Try it: When a line in the entries contains the word "Cross", copy that line in full.

┌─ Records shown

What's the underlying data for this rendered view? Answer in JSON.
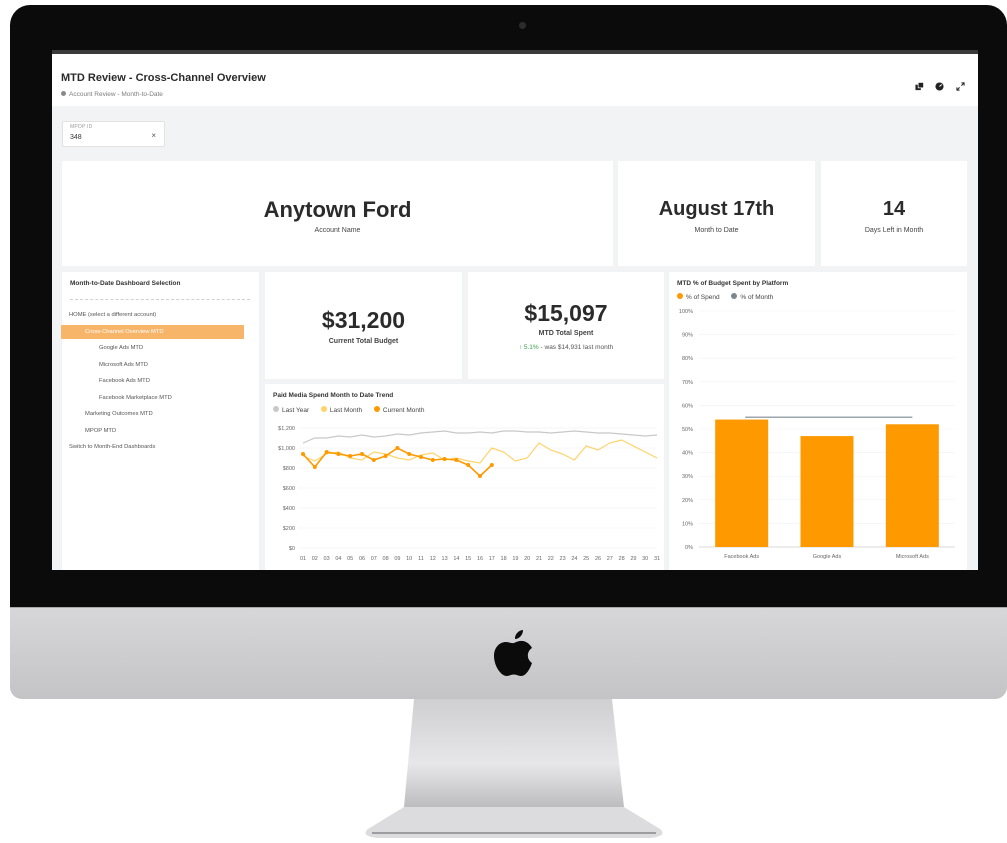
{
  "dashboard": {
    "title": "MTD Review - Cross-Channel Overview",
    "breadcrumb": "Account Review - Month-to-Date",
    "toolbar_icons": [
      "copy-icon",
      "gauge-icon",
      "expand-icon"
    ]
  },
  "filter": {
    "label": "MPOP ID",
    "value": "348",
    "clear": "×"
  },
  "kpis": {
    "account_name": {
      "value": "Anytown Ford",
      "label": "Account Name"
    },
    "month_to_date": {
      "value": "August 17th",
      "label": "Month to Date"
    },
    "days_left": {
      "value": "14",
      "label": "Days Left in Month"
    },
    "total_budget": {
      "value": "$31,200",
      "label": "Current Total Budget"
    },
    "total_spent": {
      "value": "$15,097",
      "label": "MTD Total Spent",
      "delta": "5.1%",
      "delta_text": "- was $14,931 last month"
    }
  },
  "nav": {
    "title": "Month-to-Date Dashboard Selection",
    "items": [
      {
        "label": "HOME (select a different account)",
        "level": 0,
        "active": false
      },
      {
        "label": "Cross-Channel Overview MTD",
        "level": 1,
        "active": true
      },
      {
        "label": "Google Ads MTD",
        "level": 2,
        "active": false
      },
      {
        "label": "Microsoft Ads MTD",
        "level": 2,
        "active": false
      },
      {
        "label": "Facebook Ads MTD",
        "level": 2,
        "active": false
      },
      {
        "label": "Facebook Marketplace MTD",
        "level": 2,
        "active": false
      },
      {
        "label": "Marketing Outcomes MTD",
        "level": 1,
        "active": false
      },
      {
        "label": "MPOP MTD",
        "level": 1,
        "active": false
      },
      {
        "label": "Switch to Month-End Dashboards",
        "level": 0,
        "active": false
      }
    ]
  },
  "colors": {
    "orange": "#ff9900",
    "yellow": "#ffd36a",
    "gray": "#c8c8c8",
    "bar": "#ff9900",
    "month_line": "#7c8890"
  },
  "chart_data": [
    {
      "type": "line",
      "title": "Paid Media Spend Month to Date Trend",
      "x": [
        "01",
        "02",
        "03",
        "04",
        "05",
        "06",
        "07",
        "08",
        "09",
        "10",
        "11",
        "12",
        "13",
        "14",
        "15",
        "16",
        "17",
        "18",
        "19",
        "20",
        "21",
        "22",
        "23",
        "24",
        "25",
        "26",
        "27",
        "28",
        "29",
        "30",
        "31"
      ],
      "ylim": [
        0,
        1200
      ],
      "y_ticks": [
        "$0",
        "$200",
        "$400",
        "$600",
        "$800",
        "$1,000",
        "$1,200"
      ],
      "series": [
        {
          "name": "Last Year",
          "color": "#c8c8c8",
          "values": [
            1050,
            1100,
            1100,
            1120,
            1110,
            1130,
            1110,
            1120,
            1140,
            1130,
            1150,
            1160,
            1170,
            1150,
            1150,
            1160,
            1150,
            1170,
            1170,
            1160,
            1160,
            1150,
            1160,
            1170,
            1160,
            1150,
            1150,
            1140,
            1130,
            1120,
            1130
          ]
        },
        {
          "name": "Last Month",
          "color": "#ffd36a",
          "values": [
            920,
            870,
            940,
            960,
            900,
            880,
            960,
            940,
            900,
            880,
            930,
            950,
            880,
            900,
            870,
            850,
            1000,
            960,
            870,
            900,
            1050,
            980,
            940,
            880,
            1020,
            980,
            1050,
            1080,
            1020,
            960,
            900
          ]
        },
        {
          "name": "Current Month",
          "color": "#ff9900",
          "values": [
            940,
            810,
            960,
            940,
            920,
            940,
            880,
            920,
            1000,
            940,
            910,
            880,
            890,
            880,
            830,
            720,
            830
          ]
        }
      ]
    },
    {
      "type": "bar",
      "title": "MTD % of Budget Spent by Platform",
      "categories": [
        "Facebook Ads",
        "Google Ads",
        "Microsoft Ads"
      ],
      "ylim": [
        0,
        100
      ],
      "y_ticks": [
        "0%",
        "10%",
        "20%",
        "30%",
        "40%",
        "50%",
        "60%",
        "70%",
        "80%",
        "90%",
        "100%"
      ],
      "series": [
        {
          "name": "% of Spend",
          "color": "#ff9900",
          "values": [
            54,
            47,
            52
          ]
        },
        {
          "name": "% of Month",
          "color": "#7c8890",
          "values": [
            55,
            55,
            55
          ]
        }
      ]
    }
  ]
}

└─

Answer box:
    "title": "MTD Review - Cross-Channel Overview",
        "label": "Cross-Channel Overview MTD",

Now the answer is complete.